(Excerpts from an interface dataset)
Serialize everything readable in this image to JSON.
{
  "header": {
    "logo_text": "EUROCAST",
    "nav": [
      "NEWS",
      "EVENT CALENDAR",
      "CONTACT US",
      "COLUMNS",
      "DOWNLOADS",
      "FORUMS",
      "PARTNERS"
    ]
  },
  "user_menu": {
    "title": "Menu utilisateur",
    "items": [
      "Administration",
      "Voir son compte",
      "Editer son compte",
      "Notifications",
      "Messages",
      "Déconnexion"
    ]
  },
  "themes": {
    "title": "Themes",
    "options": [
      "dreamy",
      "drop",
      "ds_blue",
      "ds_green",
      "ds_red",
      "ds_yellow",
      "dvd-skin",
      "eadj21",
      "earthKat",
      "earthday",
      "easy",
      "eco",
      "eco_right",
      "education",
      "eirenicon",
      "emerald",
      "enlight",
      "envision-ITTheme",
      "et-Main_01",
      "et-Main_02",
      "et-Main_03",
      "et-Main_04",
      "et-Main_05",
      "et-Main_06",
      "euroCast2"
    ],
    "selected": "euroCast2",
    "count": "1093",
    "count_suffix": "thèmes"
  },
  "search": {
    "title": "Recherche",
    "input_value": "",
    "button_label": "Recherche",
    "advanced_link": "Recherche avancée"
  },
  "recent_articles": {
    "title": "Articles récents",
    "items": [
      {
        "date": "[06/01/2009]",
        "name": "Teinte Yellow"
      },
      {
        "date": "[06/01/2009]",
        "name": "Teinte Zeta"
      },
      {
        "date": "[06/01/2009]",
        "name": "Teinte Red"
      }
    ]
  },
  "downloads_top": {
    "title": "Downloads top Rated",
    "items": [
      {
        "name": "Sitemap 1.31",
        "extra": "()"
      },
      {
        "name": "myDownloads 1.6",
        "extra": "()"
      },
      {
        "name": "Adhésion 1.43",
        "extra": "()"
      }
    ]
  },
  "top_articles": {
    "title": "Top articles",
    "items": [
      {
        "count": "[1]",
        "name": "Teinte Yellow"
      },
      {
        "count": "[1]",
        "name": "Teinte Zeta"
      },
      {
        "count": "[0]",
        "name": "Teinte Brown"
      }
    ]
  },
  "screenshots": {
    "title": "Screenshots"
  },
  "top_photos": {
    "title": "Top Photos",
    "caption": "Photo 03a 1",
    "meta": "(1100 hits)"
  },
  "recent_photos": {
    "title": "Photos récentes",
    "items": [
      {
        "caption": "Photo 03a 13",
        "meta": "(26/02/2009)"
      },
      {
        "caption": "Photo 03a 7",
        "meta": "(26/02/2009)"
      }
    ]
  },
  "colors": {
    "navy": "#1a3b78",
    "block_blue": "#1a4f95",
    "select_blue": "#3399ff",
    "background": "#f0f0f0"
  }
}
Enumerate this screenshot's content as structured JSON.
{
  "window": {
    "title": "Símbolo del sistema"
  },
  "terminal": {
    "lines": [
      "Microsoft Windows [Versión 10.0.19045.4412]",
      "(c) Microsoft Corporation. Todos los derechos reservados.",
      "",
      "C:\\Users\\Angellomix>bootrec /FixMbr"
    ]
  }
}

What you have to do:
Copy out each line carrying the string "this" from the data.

Output:
Serialize everything readable in this image to JSON.
Enumerate this screenshot's content as structured JSON.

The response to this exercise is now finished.